The week in Taizé flew by far too quickly, as it tends to do. The end of the week follows a slightly different pattern, particularly in the evening prayer. On Friday the singing continues late into the night during the prayer around the cross. Many pilgrims patiently wait to place their forehead on the wooden cross, which is laid on the floor in the middle of the church.
Each weekend in Taizé loosely follows the pattern of Easter, with the celebration of the resurrection during the Saturday evening prayer. Everyone is given a candle when entering the church, with the flame being passed from person to person during the singing of “Surrexit Christus”.
The Eucharist is celebrated on Sunday morning, using one of Taizé beautiful musical settings. Throughout the liturgy the priest effortlessly switches between a number of different languages in turn, eliciting familiar responses from different sections of the congregation.
Farewells are poignant and often tearful, as young pilgrims realise how close they have become to those with whom they have shared their thoughts, experiences and dreams over the past few days. A new network of friendship spanning Europe and beyond underpins a sense of connectedness, even if the accompanying absence can be keenly felt.
Our journey home has gone very smoothly – arriving in London fully two hours ahead of schedule, to avoid running into road closures for today’s stage of the Tour de France. Since our connections are geared conservatively in case of delays in transport, this gave us rather a long wait for our train. Friends House cafe, opposite Euston station, provided an excellent base to pass the time, with a reasonably priced breakfast, great coffee, a fascinating bookshop and silent worship space. Now we’re on the final stage of our pilgrimage: the train home. There will be more farewells as most of us go our separate ways in Lancaster, while one continues to Edinburgh.
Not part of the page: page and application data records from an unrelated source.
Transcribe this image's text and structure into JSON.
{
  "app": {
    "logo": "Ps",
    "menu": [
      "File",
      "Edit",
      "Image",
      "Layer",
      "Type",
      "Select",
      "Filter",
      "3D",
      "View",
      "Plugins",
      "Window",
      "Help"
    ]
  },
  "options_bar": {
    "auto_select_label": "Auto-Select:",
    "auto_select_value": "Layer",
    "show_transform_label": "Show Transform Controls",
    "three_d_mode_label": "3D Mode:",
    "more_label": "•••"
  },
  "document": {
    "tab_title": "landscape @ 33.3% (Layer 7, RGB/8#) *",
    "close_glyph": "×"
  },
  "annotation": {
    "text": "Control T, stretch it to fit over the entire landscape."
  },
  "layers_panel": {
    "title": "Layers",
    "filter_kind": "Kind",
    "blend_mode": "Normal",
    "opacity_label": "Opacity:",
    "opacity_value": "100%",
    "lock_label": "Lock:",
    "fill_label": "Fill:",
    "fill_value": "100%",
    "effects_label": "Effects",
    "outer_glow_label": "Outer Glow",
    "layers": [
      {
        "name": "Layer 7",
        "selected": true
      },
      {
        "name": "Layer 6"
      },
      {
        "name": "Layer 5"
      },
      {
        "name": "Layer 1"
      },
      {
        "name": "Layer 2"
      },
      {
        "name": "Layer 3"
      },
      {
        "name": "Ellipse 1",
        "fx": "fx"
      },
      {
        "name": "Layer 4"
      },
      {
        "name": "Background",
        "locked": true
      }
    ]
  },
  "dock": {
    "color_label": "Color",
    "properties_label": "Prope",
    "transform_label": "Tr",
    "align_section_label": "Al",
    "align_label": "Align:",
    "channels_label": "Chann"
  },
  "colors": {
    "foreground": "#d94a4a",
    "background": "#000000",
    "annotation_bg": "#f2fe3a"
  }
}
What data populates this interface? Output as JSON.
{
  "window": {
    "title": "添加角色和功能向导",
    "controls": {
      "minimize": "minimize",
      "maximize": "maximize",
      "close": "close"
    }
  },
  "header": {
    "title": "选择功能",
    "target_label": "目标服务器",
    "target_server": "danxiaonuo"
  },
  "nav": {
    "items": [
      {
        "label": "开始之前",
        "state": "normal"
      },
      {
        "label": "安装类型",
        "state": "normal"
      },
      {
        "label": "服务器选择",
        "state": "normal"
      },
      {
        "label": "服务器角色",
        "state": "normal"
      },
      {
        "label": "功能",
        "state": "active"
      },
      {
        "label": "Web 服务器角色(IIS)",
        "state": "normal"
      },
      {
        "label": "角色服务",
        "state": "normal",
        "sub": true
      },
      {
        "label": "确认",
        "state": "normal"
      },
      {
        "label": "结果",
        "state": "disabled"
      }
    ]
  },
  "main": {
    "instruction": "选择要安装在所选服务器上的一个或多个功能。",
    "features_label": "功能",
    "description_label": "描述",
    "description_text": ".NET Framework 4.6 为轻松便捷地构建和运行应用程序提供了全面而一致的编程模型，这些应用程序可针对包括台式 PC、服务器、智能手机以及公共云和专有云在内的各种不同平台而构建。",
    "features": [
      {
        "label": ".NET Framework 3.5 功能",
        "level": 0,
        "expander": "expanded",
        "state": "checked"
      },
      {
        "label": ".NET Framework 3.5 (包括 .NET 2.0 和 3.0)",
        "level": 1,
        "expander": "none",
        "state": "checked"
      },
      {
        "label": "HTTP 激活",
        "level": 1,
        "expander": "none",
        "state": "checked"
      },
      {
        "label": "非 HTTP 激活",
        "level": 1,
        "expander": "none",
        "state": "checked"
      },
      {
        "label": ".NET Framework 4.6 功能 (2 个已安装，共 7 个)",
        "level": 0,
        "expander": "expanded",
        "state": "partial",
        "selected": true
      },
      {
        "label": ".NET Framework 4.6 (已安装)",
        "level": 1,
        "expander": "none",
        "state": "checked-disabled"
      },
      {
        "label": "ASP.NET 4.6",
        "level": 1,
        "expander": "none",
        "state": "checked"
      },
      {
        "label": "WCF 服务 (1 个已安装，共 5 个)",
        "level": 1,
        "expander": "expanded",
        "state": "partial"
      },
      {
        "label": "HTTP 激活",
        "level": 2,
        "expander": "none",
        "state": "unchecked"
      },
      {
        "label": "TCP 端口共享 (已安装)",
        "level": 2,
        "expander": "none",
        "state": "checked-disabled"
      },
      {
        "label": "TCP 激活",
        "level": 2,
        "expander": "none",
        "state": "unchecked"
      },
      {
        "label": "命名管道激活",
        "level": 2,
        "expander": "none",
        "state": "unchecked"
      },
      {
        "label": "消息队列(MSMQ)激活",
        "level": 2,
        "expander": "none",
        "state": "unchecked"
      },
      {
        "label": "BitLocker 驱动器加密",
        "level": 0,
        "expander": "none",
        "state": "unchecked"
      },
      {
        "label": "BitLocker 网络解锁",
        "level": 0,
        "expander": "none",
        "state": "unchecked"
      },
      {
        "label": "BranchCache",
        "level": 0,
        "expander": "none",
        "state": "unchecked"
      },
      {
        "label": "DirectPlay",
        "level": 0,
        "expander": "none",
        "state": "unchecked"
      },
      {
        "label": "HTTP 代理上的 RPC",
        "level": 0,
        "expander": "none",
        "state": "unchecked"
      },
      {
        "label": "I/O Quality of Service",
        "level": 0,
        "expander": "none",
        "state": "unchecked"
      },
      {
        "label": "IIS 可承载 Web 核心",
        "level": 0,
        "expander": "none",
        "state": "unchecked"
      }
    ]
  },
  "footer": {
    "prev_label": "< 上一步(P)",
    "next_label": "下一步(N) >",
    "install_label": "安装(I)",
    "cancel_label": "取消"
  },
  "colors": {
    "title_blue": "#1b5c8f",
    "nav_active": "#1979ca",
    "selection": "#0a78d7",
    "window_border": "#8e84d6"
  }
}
I’m glad to be returning to Taizé in three weeks’ time, with a private group. I have a feeling that some of our group will be back too before long, perhaps with our Holy Week and Easter coach?